[Supplied entries Boundary: Start]

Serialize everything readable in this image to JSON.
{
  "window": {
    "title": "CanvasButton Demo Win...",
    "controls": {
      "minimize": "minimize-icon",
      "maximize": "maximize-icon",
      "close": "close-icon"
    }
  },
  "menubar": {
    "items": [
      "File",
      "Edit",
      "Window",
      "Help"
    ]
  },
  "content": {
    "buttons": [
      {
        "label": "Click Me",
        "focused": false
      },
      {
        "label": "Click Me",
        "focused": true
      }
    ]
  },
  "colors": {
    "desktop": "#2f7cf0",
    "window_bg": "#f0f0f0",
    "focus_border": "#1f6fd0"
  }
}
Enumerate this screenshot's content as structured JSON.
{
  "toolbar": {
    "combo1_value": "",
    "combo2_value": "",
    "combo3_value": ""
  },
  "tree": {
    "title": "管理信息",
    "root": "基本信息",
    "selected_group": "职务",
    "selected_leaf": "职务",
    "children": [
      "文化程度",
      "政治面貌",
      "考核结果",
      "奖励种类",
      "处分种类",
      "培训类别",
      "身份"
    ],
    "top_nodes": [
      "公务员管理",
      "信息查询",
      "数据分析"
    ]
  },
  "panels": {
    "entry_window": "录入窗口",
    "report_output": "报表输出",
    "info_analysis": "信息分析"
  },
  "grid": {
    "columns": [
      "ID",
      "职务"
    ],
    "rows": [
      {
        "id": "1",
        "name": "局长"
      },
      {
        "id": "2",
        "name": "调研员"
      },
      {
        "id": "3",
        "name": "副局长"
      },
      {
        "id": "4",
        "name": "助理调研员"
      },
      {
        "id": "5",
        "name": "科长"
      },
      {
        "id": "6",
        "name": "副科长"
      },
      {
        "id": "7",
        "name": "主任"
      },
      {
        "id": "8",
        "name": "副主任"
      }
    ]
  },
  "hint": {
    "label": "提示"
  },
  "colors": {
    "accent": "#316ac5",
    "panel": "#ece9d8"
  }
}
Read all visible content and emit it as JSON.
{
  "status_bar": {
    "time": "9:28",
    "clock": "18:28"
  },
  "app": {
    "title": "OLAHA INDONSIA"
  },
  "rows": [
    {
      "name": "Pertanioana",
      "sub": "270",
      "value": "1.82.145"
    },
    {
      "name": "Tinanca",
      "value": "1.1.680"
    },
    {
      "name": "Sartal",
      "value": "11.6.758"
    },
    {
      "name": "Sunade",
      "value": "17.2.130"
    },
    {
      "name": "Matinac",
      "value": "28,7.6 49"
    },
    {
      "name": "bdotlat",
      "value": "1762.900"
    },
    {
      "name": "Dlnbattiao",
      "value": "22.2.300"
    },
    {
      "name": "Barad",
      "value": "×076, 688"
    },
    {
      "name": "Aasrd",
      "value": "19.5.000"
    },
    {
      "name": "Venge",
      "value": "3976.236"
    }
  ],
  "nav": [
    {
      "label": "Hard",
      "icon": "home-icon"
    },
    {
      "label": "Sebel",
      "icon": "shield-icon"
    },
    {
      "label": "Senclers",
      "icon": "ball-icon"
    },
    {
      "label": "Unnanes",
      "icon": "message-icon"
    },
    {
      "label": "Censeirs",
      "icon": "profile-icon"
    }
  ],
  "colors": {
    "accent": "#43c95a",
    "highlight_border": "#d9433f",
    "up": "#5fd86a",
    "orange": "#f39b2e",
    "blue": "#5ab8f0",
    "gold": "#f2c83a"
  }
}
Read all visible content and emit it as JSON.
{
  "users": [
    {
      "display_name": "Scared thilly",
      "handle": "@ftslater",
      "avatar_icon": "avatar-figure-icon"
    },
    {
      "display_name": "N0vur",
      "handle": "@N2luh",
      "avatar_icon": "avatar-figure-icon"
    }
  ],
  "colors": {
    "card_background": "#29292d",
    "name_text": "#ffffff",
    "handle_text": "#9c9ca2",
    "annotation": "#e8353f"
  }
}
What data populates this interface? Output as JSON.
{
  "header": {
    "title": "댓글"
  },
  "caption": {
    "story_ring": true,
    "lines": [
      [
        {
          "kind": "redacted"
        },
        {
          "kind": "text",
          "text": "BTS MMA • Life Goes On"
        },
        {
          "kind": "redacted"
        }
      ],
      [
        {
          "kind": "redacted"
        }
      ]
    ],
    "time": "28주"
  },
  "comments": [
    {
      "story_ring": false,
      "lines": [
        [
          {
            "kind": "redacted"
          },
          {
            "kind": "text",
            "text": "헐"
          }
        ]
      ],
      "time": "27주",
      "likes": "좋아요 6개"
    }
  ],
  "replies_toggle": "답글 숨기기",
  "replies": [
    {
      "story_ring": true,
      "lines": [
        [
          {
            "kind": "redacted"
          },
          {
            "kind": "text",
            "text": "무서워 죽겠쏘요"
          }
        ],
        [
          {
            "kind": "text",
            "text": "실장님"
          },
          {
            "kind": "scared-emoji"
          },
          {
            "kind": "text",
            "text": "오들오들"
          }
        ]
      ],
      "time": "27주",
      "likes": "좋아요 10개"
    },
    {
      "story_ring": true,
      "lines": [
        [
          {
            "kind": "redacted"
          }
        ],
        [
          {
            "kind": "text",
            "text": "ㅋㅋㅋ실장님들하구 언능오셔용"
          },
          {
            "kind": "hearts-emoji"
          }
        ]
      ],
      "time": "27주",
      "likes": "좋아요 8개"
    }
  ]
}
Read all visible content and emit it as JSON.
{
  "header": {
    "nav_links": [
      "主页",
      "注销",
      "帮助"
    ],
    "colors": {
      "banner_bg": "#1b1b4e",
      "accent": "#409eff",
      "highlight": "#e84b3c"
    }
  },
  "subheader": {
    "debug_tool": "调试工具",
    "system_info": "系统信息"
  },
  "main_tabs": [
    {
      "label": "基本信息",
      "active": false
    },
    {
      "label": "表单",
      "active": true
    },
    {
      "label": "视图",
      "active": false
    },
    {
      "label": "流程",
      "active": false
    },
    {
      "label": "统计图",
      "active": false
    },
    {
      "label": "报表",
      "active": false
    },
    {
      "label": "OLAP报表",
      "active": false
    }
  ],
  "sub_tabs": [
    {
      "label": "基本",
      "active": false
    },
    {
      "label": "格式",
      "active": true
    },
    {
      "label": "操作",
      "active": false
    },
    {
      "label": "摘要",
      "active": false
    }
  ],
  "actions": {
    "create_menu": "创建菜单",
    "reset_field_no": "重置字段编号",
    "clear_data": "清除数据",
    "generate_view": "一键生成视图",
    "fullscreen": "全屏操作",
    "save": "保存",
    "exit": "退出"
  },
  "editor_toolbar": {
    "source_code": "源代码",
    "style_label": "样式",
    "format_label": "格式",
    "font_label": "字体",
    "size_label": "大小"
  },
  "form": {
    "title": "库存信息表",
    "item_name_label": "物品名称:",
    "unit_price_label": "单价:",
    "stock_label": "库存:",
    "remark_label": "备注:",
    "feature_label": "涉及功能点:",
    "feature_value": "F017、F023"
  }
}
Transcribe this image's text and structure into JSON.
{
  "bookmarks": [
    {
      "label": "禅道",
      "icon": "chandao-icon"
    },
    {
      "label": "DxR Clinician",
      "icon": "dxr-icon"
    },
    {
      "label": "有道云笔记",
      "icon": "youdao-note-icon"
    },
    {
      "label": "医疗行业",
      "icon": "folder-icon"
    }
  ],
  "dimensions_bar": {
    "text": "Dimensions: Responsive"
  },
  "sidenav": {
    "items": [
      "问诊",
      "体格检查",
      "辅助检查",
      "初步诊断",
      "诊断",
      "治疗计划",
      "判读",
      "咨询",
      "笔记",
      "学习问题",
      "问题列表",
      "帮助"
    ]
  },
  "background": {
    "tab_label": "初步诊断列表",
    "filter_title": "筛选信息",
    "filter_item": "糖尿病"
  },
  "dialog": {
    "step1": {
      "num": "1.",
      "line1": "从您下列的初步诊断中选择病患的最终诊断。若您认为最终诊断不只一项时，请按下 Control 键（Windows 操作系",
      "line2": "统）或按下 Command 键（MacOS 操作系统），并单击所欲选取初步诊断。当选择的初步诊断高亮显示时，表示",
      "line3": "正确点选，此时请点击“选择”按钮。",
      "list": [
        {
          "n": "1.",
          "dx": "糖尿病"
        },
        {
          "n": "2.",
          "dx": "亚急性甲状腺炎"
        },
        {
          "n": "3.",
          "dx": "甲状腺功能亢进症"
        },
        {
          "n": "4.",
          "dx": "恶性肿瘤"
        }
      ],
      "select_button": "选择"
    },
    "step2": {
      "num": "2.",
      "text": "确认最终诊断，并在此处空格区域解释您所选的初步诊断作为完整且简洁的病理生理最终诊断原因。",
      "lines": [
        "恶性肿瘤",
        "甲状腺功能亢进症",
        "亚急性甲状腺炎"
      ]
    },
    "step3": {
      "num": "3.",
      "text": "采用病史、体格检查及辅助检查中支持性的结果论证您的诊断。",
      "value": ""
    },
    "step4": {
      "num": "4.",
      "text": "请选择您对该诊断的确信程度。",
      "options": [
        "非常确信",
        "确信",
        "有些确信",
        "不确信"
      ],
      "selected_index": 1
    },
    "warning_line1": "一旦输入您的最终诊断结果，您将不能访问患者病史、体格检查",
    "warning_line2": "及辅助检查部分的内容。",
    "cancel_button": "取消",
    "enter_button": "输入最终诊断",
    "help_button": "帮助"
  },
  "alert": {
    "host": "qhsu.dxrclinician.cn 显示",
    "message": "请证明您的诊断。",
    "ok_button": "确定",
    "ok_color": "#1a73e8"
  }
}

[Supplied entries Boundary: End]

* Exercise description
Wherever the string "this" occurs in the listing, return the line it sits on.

* The answer
Serialize everything readable in this image to JSON.
Enumerate this screenshot's content as structured JSON.
What data populates this interface? Output as JSON.
Transcribe this image's text and structure into JSON.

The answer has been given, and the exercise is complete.